**About this exercise**
Leave out the pictures and copy every record exactly.

**Given information**
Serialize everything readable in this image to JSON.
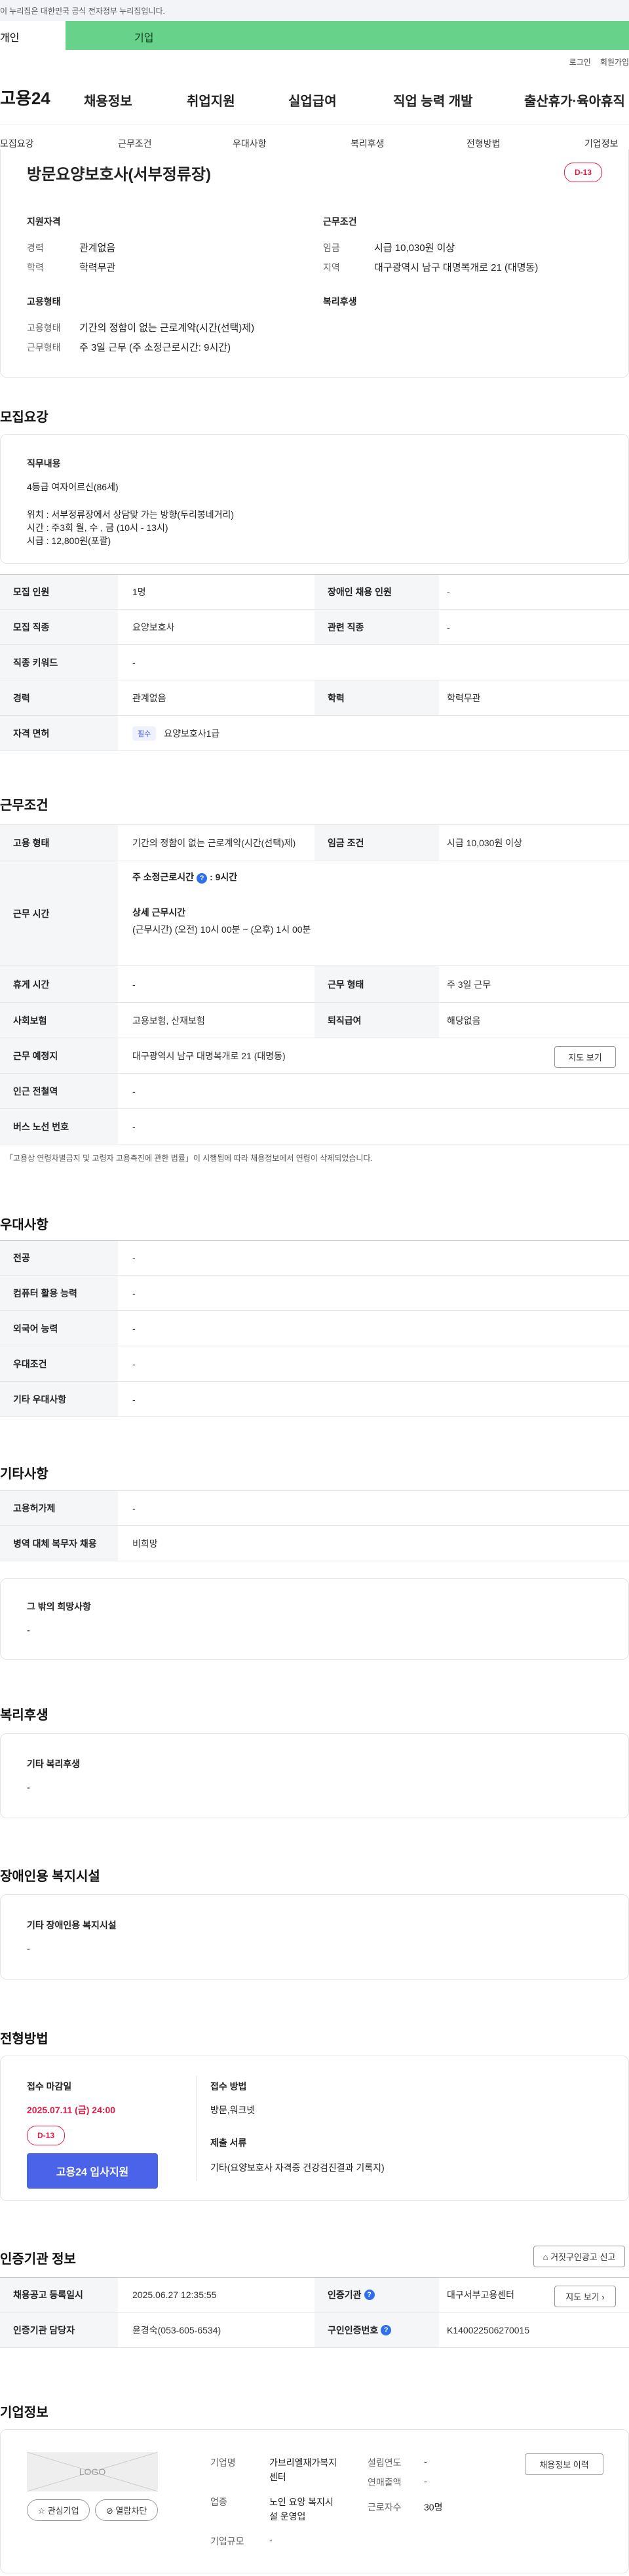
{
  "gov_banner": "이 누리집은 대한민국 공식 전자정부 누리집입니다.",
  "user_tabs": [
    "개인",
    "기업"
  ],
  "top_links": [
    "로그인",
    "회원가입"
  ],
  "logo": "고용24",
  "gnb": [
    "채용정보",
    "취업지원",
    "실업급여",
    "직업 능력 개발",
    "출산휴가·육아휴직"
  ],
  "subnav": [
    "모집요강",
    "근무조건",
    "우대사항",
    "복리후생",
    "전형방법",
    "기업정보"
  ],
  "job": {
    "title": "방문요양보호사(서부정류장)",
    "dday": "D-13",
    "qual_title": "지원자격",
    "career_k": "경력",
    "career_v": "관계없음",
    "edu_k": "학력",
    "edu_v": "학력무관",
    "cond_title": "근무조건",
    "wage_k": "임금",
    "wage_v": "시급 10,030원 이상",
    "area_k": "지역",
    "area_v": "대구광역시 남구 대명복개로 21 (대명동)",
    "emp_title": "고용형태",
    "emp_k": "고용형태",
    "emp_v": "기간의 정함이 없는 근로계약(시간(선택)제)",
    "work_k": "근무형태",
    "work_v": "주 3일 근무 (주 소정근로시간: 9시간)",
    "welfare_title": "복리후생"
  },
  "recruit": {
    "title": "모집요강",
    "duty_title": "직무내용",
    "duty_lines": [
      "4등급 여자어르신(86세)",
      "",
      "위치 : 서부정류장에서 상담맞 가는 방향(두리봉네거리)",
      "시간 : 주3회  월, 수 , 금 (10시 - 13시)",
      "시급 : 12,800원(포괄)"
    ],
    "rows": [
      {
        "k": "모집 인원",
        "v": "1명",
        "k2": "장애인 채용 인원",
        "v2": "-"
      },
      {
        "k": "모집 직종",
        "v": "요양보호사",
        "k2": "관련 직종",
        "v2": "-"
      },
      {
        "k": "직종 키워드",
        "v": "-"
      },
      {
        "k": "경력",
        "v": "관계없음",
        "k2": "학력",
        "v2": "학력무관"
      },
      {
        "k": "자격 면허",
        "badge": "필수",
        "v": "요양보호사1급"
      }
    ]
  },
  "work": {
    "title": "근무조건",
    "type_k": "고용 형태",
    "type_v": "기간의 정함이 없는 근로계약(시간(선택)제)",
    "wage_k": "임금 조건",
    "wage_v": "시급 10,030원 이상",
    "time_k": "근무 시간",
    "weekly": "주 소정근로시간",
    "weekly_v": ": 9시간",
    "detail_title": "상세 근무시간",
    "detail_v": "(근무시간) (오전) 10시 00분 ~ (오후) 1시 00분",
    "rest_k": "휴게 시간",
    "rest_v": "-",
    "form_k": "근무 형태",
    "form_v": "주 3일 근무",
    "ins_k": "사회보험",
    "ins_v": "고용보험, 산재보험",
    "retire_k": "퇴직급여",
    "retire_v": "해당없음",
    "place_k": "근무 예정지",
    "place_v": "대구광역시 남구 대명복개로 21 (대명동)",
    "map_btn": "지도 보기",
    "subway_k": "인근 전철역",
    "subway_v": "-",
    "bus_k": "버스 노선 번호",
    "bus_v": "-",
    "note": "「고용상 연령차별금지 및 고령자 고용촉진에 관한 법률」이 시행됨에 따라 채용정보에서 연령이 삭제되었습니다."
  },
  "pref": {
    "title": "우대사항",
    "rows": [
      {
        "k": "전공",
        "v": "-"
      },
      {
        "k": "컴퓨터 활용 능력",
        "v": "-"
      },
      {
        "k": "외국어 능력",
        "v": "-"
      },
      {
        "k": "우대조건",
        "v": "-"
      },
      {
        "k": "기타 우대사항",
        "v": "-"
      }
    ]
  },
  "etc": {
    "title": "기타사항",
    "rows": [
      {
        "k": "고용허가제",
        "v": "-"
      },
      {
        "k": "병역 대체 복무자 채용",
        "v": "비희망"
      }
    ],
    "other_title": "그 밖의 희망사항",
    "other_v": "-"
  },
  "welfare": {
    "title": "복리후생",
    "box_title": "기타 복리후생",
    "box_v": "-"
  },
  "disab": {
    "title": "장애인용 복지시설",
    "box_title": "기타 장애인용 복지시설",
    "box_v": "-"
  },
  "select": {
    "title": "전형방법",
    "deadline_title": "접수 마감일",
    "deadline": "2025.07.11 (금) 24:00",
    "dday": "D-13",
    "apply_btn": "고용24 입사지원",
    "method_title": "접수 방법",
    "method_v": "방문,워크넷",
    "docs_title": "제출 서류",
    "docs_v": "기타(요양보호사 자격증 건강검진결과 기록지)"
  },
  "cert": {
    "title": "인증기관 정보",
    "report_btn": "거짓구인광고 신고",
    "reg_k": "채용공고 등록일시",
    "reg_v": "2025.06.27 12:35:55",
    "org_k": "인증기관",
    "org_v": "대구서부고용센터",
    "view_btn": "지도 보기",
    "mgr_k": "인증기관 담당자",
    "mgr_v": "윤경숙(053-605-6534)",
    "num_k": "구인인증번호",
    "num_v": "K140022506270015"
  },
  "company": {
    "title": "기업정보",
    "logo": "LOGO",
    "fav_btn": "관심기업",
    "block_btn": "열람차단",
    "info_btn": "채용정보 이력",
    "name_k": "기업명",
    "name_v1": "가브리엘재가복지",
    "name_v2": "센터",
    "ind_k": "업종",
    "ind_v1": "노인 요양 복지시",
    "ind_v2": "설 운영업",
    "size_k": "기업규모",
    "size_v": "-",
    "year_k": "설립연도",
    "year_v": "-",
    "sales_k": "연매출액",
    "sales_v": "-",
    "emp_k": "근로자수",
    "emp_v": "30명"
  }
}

**Answer for this exercise**
Serialize everything readable in this image to JSON.
{
  "gov_banner": "이 누리집은 대한민국 공식 전자정부 누리집입니다.",
  "user_tabs": [
    "개인",
    "기업"
  ],
  "top_links": [
    "로그인",
    "회원가입"
  ],
  "logo": "고용24",
  "gnb": [
    "채용정보",
    "취업지원",
    "실업급여",
    "직업 능력 개발",
    "출산휴가·육아휴직"
  ],
  "subnav": [
    "모집요강",
    "근무조건",
    "우대사항",
    "복리후생",
    "전형방법",
    "기업정보"
  ],
  "job": {
    "title": "방문요양보호사(서부정류장)",
    "dday": "D-13",
    "qual_title": "지원자격",
    "career_k": "경력",
    "career_v": "관계없음",
    "edu_k": "학력",
    "edu_v": "학력무관",
    "cond_title": "근무조건",
    "wage_k": "임금",
    "wage_v": "시급 10,030원 이상",
    "area_k": "지역",
    "area_v": "대구광역시 남구 대명복개로 21 (대명동)",
    "emp_title": "고용형태",
    "emp_k": "고용형태",
    "emp_v": "기간의 정함이 없는 근로계약(시간(선택)제)",
    "work_k": "근무형태",
    "work_v": "주 3일 근무 (주 소정근로시간: 9시간)",
    "welfare_title": "복리후생"
  },
  "recruit": {
    "title": "모집요강",
    "duty_title": "직무내용",
    "duty_lines": [
      "4등급 여자어르신(86세)",
      "",
      "위치 : 서부정류장에서 상담맞 가는 방향(두리봉네거리)",
      "시간 : 주3회  월, 수 , 금 (10시 - 13시)",
      "시급 : 12,800원(포괄)"
    ],
    "rows": [
      {
        "k": "모집 인원",
        "v": "1명",
        "k2": "장애인 채용 인원",
        "v2": "-"
      },
      {
        "k": "모집 직종",
        "v": "요양보호사",
        "k2": "관련 직종",
        "v2": "-"
      },
      {
        "k": "직종 키워드",
        "v": "-"
      },
      {
        "k": "경력",
        "v": "관계없음",
        "k2": "학력",
        "v2": "학력무관"
      },
      {
        "k": "자격 면허",
        "badge": "필수",
        "v": "요양보호사1급"
      }
    ]
  },
  "work": {
    "title": "근무조건",
    "type_k": "고용 형태",
    "type_v": "기간의 정함이 없는 근로계약(시간(선택)제)",
    "wage_k": "임금 조건",
    "wage_v": "시급 10,030원 이상",
    "time_k": "근무 시간",
    "weekly": "주 소정근로시간",
    "weekly_v": ": 9시간",
    "detail_title": "상세 근무시간",
    "detail_v": "(근무시간) (오전) 10시 00분 ~ (오후) 1시 00분",
    "rest_k": "휴게 시간",
    "rest_v": "-",
    "form_k": "근무 형태",
    "form_v": "주 3일 근무",
    "ins_k": "사회보험",
    "ins_v": "고용보험, 산재보험",
    "retire_k": "퇴직급여",
    "retire_v": "해당없음",
    "place_k": "근무 예정지",
    "place_v": "대구광역시 남구 대명복개로 21 (대명동)",
    "map_btn": "지도 보기",
    "subway_k": "인근 전철역",
    "subway_v": "-",
    "bus_k": "버스 노선 번호",
    "bus_v": "-",
    "note": "「고용상 연령차별금지 및 고령자 고용촉진에 관한 법률」이 시행됨에 따라 채용정보에서 연령이 삭제되었습니다."
  },
  "pref": {
    "title": "우대사항",
    "rows": [
      {
        "k": "전공",
        "v": "-"
      },
      {
        "k": "컴퓨터 활용 능력",
        "v": "-"
      },
      {
        "k": "외국어 능력",
        "v": "-"
      },
      {
        "k": "우대조건",
        "v": "-"
      },
      {
        "k": "기타 우대사항",
        "v": "-"
      }
    ]
  },
  "etc": {
    "title": "기타사항",
    "rows": [
      {
        "k": "고용허가제",
        "v": "-"
      },
      {
        "k": "병역 대체 복무자 채용",
        "v": "비희망"
      }
    ],
    "other_title": "그 밖의 희망사항",
    "other_v": "-"
  },
  "welfare": {
    "title": "복리후생",
    "box_title": "기타 복리후생",
    "box_v": "-"
  },
  "disab": {
    "title": "장애인용 복지시설",
    "box_title": "기타 장애인용 복지시설",
    "box_v": "-"
  },
  "select": {
    "title": "전형방법",
    "deadline_title": "접수 마감일",
    "deadline": "2025.07.11 (금) 24:00",
    "dday": "D-13",
    "apply_btn": "고용24 입사지원",
    "method_title": "접수 방법",
    "method_v": "방문,워크넷",
    "docs_title": "제출 서류",
    "docs_v": "기타(요양보호사 자격증 건강검진결과 기록지)"
  },
  "cert": {
    "title": "인증기관 정보",
    "report_btn": "거짓구인광고 신고",
    "reg_k": "채용공고 등록일시",
    "reg_v": "2025.06.27 12:35:55",
    "org_k": "인증기관",
    "org_v": "대구서부고용센터",
    "view_btn": "지도 보기",
    "mgr_k": "인증기관 담당자",
    "mgr_v": "윤경숙(053-605-6534)",
    "num_k": "구인인증번호",
    "num_v": "K140022506270015"
  },
  "company": {
    "title": "기업정보",
    "logo": "LOGO",
    "fav_btn": "관심기업",
    "block_btn": "열람차단",
    "info_btn": "채용정보 이력",
    "name_k": "기업명",
    "name_v1": "가브리엘재가복지",
    "name_v2": "센터",
    "ind_k": "업종",
    "ind_v1": "노인 요양 복지시",
    "ind_v2": "설 운영업",
    "size_k": "기업규모",
    "size_v": "-",
    "year_k": "설립연도",
    "year_v": "-",
    "sales_k": "연매출액",
    "sales_v": "-",
    "emp_k": "근로자수",
    "emp_v": "30명"
  }
}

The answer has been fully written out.